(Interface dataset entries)

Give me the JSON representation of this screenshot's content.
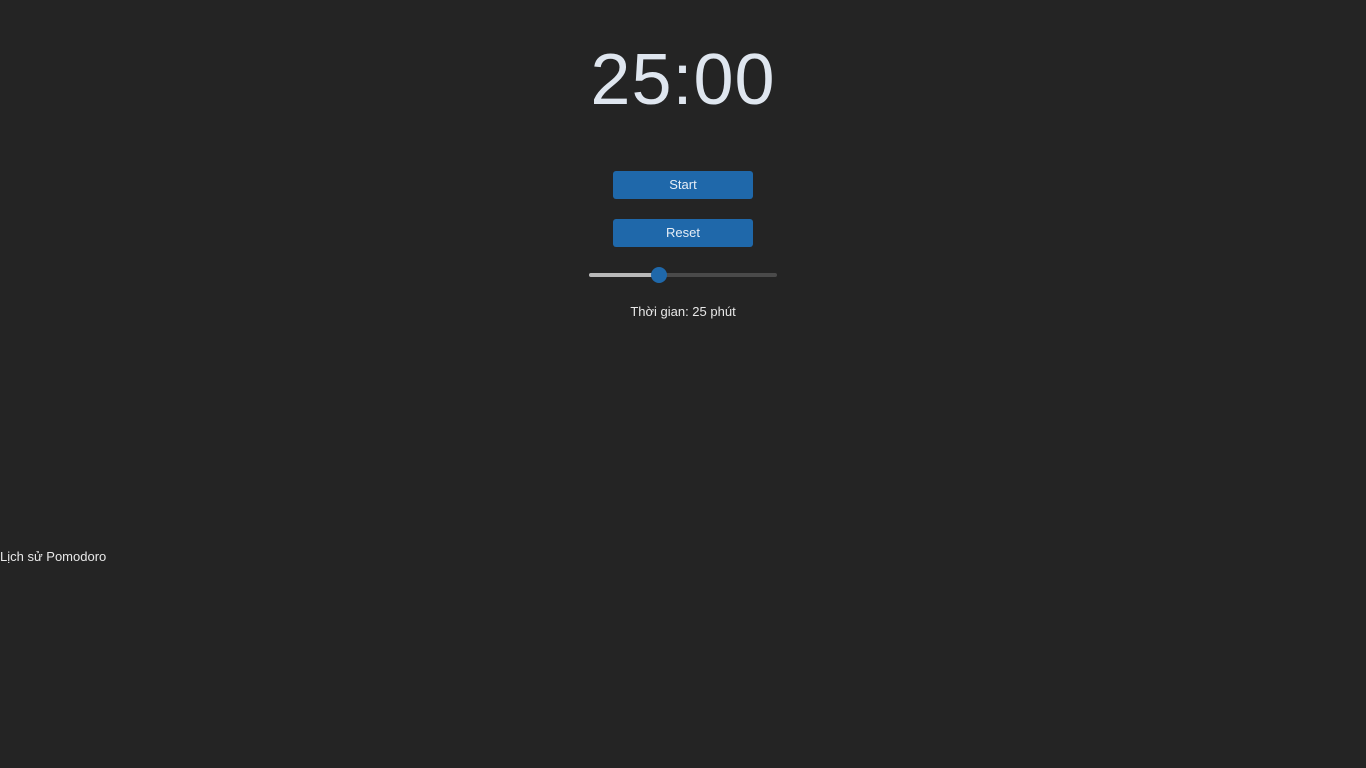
{
  "timer": {
    "display": "25:00"
  },
  "controls": {
    "start_label": "Start",
    "reset_label": "Reset"
  },
  "duration": {
    "label": "Thời gian: 25 phút",
    "slider_fraction": 0.37
  },
  "history": {
    "title": "Lịch sử Pomodoro"
  },
  "colors": {
    "background": "#242424",
    "accent": "#1f68aa",
    "timer_text": "#dfe6ef"
  }
}
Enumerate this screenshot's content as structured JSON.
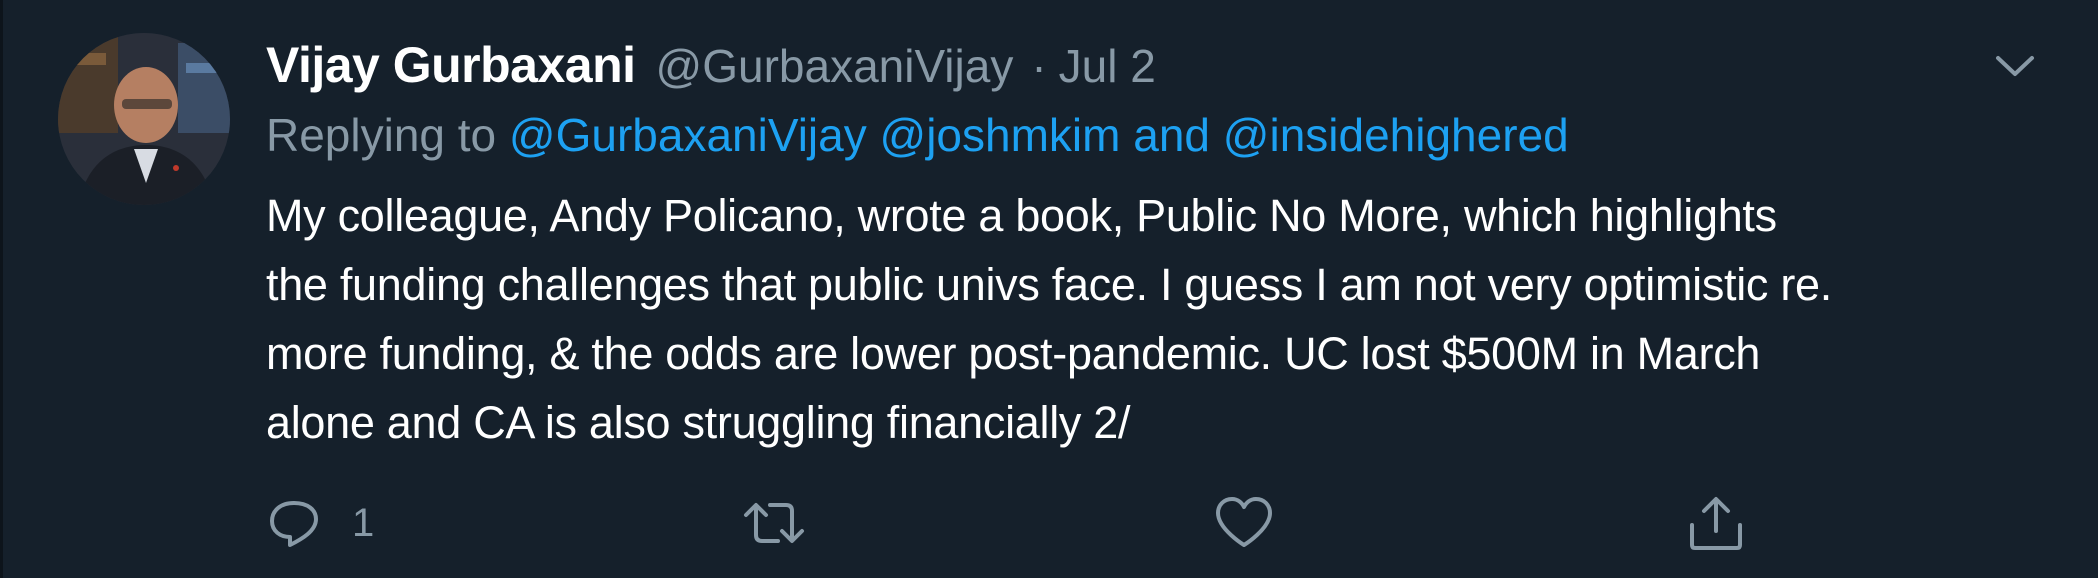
{
  "tweet": {
    "author": {
      "display_name": "Vijay Gurbaxani",
      "handle": "@GurbaxaniVijay",
      "avatar_icon": "profile-photo"
    },
    "separator": "·",
    "date": "Jul 2",
    "replying": {
      "prefix": "Replying to",
      "mention_1": "@GurbaxaniVijay",
      "mention_2": "@joshmkim",
      "conjunction": "and",
      "mention_3": "@insidehighered"
    },
    "text_lines": [
      "My colleague, Andy Policano, wrote a book, Public No More, which highlights",
      "the funding challenges that public univs face. I guess I am not very optimistic re.",
      "more funding, & the odds are lower post-pandemic. UC lost $500M in March",
      "alone and CA is also struggling financially 2/"
    ],
    "actions": {
      "reply_count": "1",
      "reply_icon": "reply-icon",
      "retweet_icon": "retweet-icon",
      "like_icon": "heart-icon",
      "share_icon": "share-icon"
    }
  },
  "colors": {
    "background": "#15202b",
    "primary_text": "#ffffff",
    "secondary_text": "#8899a6",
    "link": "#1da1f2"
  }
}
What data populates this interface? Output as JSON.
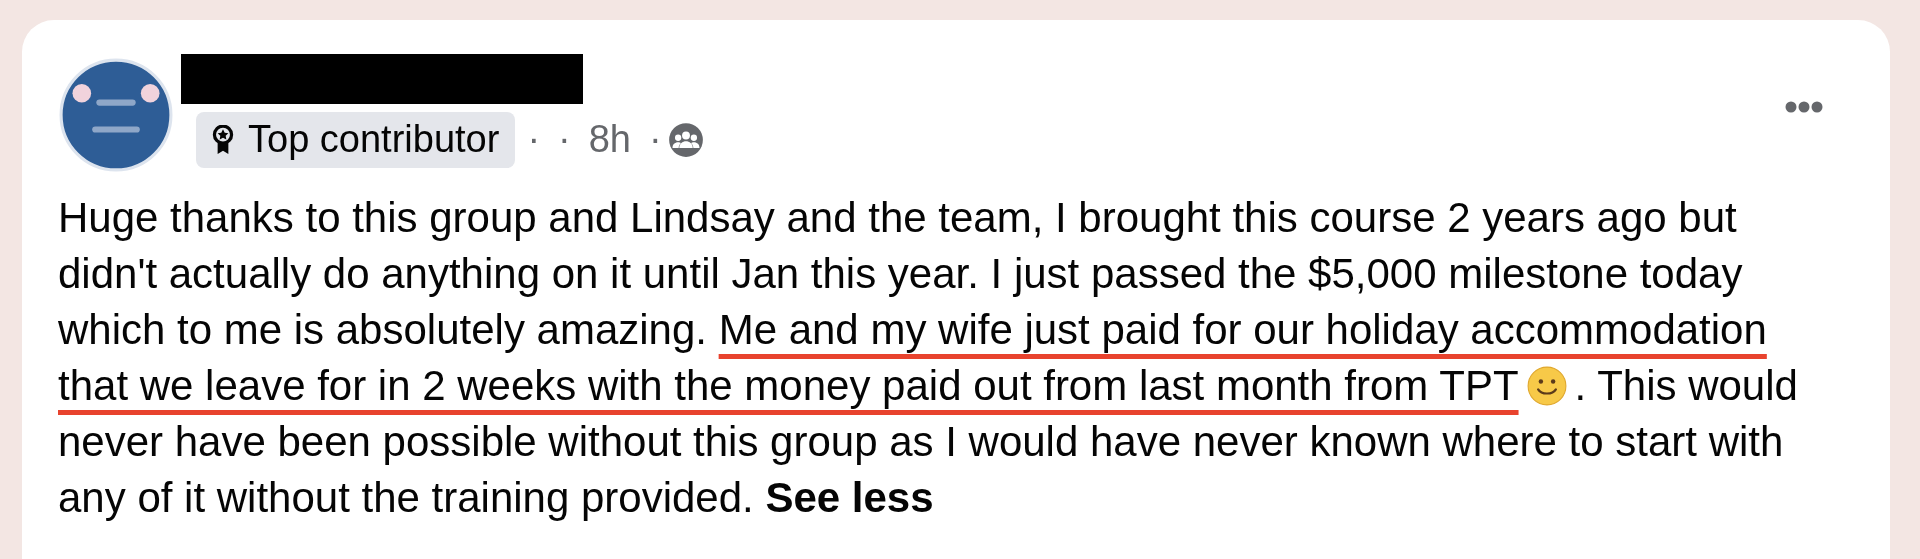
{
  "post": {
    "badge": "Top contributor",
    "meta": [
      "·",
      "·",
      "8h",
      "·"
    ],
    "lines": [
      [
        {
          "kind": "text",
          "text": "Huge thanks to this group and Lindsay and the team, I brought this course 2 years ago but"
        }
      ],
      [
        {
          "kind": "text",
          "text": "didn't actually do anything on it until Jan this year. I just passed the $5,000 milestone today"
        }
      ],
      [
        {
          "kind": "text",
          "text": "which to me is absolutely amazing. "
        },
        {
          "kind": "underlined",
          "text": "Me and my wife just paid for our holiday accommodation"
        }
      ],
      [
        {
          "kind": "underlined",
          "text": "that we leave for in 2 weeks with the money paid out from last month from TPT"
        },
        {
          "kind": "emoji"
        },
        {
          "kind": "text",
          "text": ". This would"
        }
      ],
      [
        {
          "kind": "text",
          "text": "never have been possible without this group as I would have never known where to start with"
        }
      ],
      [
        {
          "kind": "text",
          "text": "any of it without the training provided. "
        },
        {
          "kind": "link",
          "text": "See less"
        }
      ]
    ]
  }
}
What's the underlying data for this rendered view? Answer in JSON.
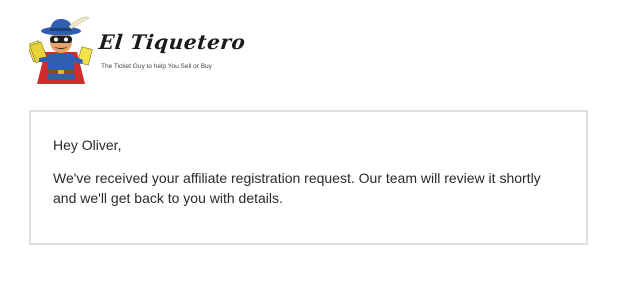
{
  "header": {
    "brand_name": "El Tiquetero",
    "tagline": "The Ticket Guy to help You Sell or Buy",
    "logo_icon": "masked-ticket-man-mascot-icon"
  },
  "message": {
    "greeting": "Hey Oliver,",
    "body": "We've received your affiliate registration request. Our team will review it shortly and we'll get back to you with details."
  },
  "colors": {
    "card_border": "#e0e0e0",
    "text": "#2a2a2a",
    "mascot_hat": "#2f5fae",
    "mascot_cape": "#d22b2b",
    "mascot_skin": "#e8a36a"
  }
}
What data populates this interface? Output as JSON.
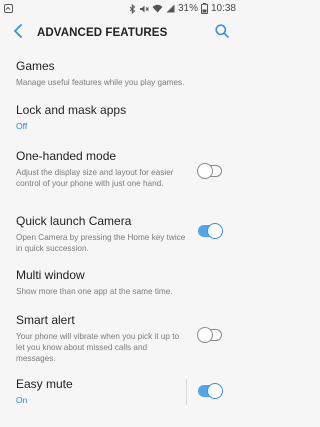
{
  "status_bar": {
    "battery_percent": "31%",
    "time": "10:38"
  },
  "header": {
    "title": "ADVANCED FEATURES"
  },
  "items": [
    {
      "title": "Games",
      "description": "Manage useful features while you play games."
    },
    {
      "title": "Lock and mask apps",
      "value": "Off"
    },
    {
      "title": "One-handed mode",
      "description": "Adjust the display size and layout for easier control of your phone with just one hand.",
      "toggle": false
    },
    {
      "title": "Quick launch Camera",
      "description": "Open Camera by pressing the Home key twice in quick succession.",
      "toggle": true
    },
    {
      "title": "Multi window",
      "description": "Show more than one app at the same time."
    },
    {
      "title": "Smart alert",
      "description": "Your phone will vibrate when you pick it up to let you know about missed calls and messages.",
      "toggle": false
    },
    {
      "title": "Easy mute",
      "value": "On",
      "toggle": true
    }
  ],
  "icons": {
    "back": "arrow-left-icon",
    "search": "magnifier-icon"
  },
  "colors": {
    "accent": "#2f87d6",
    "toggle_on": "#55a6e8",
    "background": "#f6f6f6"
  }
}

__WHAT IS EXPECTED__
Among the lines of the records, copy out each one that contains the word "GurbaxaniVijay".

__TASK RESULT__
      "handle": "@GurbaxaniVijay",
      "mention_1": "@GurbaxaniVijay",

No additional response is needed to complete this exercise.